When members of the Procrastinators' Club of America get around to it, they plan a few inactivities to commemorate National Procrastination Week, an occasion already gone by that we're just getting around to noting.
"We pride ourselves more on our inactivity than activity," says Les Waas, president of the Philadelphia-based club. the Procrastinators' Club ejected one member for sending his Christmas cards out on time. The club holds its Christmas party in June and celebrates the Fourth of July in January.
Membership in the club now stands at 4,900, with another half-million or so who haven't gotten around to joining yet, says Waas, the club's "acting" president since he founded it in 1956.
"I appointed a nomination committee in 1957 to select candidates for president, but they haven't come up with a slate yet," says the 57-year-old ad executive. The club defines its purpose as promoting "the philosophy of relaxation through putting off until later those things that needn't be done today." The club's motto: Behind You All the Way.
"By putting off those things that don't have to be done right away and those things we don't like to do, we are not only more efficient, but we also have a more pleasant life," says Waas. "So many people are literally rushing through life. They are rushing to get everything done and rushing to an early grave. And then they become 'the late so-and-so.' We like to be called the 'late so-and-so' while we're still alive."
For members of the club, procrastination is a good-natured antidote to the hectic, accelerated pace of modern life. But for many other people, procrastination is psyche paralysis -- a debilitating affliction that creates anxiety, stress and depression.
A study in 1982-83 by University of Vermont researchers found that 40 percent of the 350 students surveyed said they always or nearly always procrastinated and that it caused them anguish and anxiety.
"It is very prevalent," says Esther Rothblum, an assistant psychology professor who conducted the study. "It is a very large problem in that it affects a lot of people."
For most people, procrastination is a familiar element of everyday life. Just about everybody procrastinates about some area of his or her life, whether it is postponing household chores, avoiding unpleasant job responsibilities or waiting until the last minute to pay the bills.
Where procrastination becomes a problem is when the delays result in personal crisis -- the chronic missing of work deadlines that costs the individual a job; the perpetual tardiness that jeopardizes relationships; the inertia that prevents someone from achieving desired goals.
The most common cause underlying the problem procrastinator is the fear of failure, says Rothblum. Fear of failure results from low self-confidence, high expectations or the avoidance of criticism. Often, chronic procrastinators are perfectionists at heart who use delays and indecision as excuses for not meeting their high standards. They reason that because they had to rush to get the project done or left it incomplete, it really wasn't a true test of their abilities.

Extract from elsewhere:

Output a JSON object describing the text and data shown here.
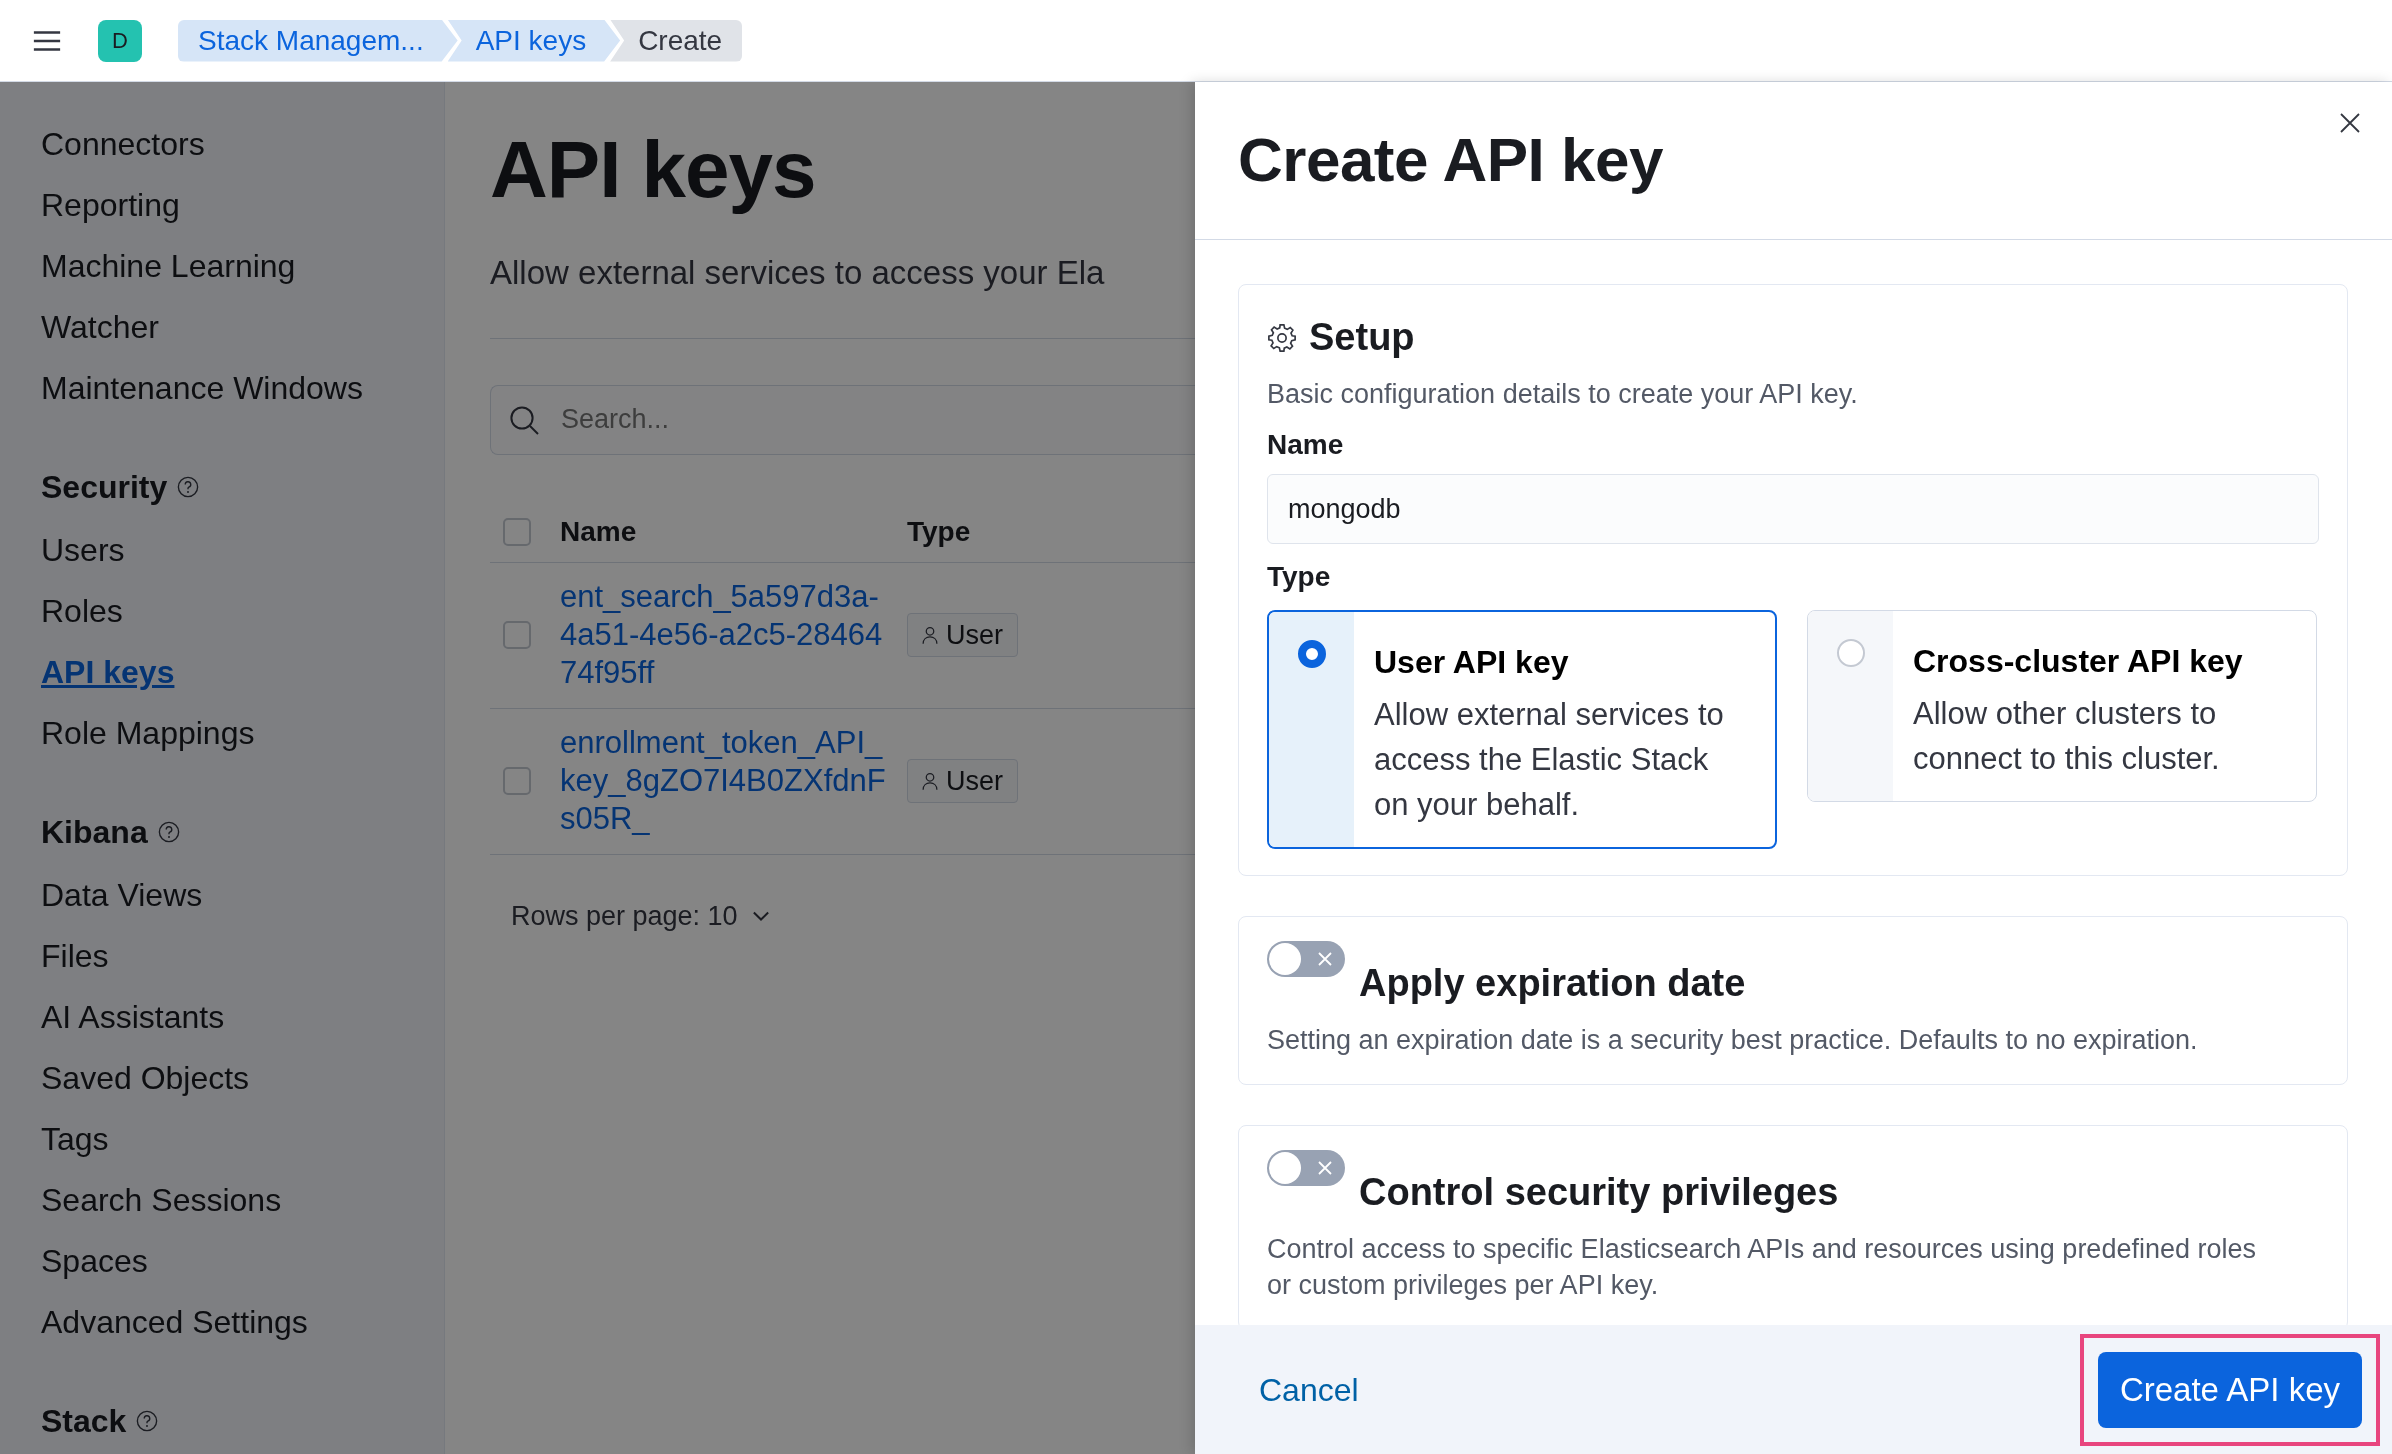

"Perfectionism really is deceptive," says California psychologist Jane Burka, co-author of Procrastination: Why You Do It, What to Do About It. "Most of us think of it as a motivator, but it actually interferes with a person's ability to get anything done. Procrastinators have to accept that it doesn't have to be perfect -- it just has to get done."
In their book, Burka and Lenora Yuen discuss how family attitudes produce problem procrastinators:
*The Pressuring Theme. Extremely achievement-oriented families can set standards for their children that are difficult to live up to. The result may be a procrastinator who is so afraid of failure that he or she consistently puts off trying.
The Doubting Theme. Some families' expectations are so low or uncertain that the child fails to develop proper self-esteem. Procrastinators reared on their parents' doubts may either avoid trying something they feel incapable of obtaining or, when they do achieve something, feel the success was undeserved.
*The Controlling Theme. Parents who make all the decisions for the child may be creating a procrastinator who is afraid to make choices. On the other hand, a child might take up procrastination as a means of breaking the parents' control over his or her life.
*The Clinging Theme. While controlling families make children feel they can't get along without their parents' help, clinging parents project the feeling that they can't get along without their children. Procrastinators raised in clinging families may develop insecurities about their own autonomy, putting off decisions that would separate them from their parents.
*The Distancing Theme. Families where parents fail to develop close relationships with their children may produce adults who feel they are so alone in the world that they fear asking anyone for help. Afraid to ask for assistance, procrastinators agonize over making their decisions.
Procrastination affects not only the procrastinator, but relatives, co-workers and friends as well. For those who don't suffer from procrastination, the behavior of those who do is hard to comprehend.
"From the outside, procrastination doesn't make a lot of sense. The person knows what to do and how to do it, but just doesn't do it," says Burka. "An efficient person looks at that and doesn't understand. The temptation is to nag or shake them up or organize them. That is completely counter-productive."
To overcome procrastination, says Burka, people must first understand why they put things off and then dedicate themselves to changing their behavior little by little -- starting today.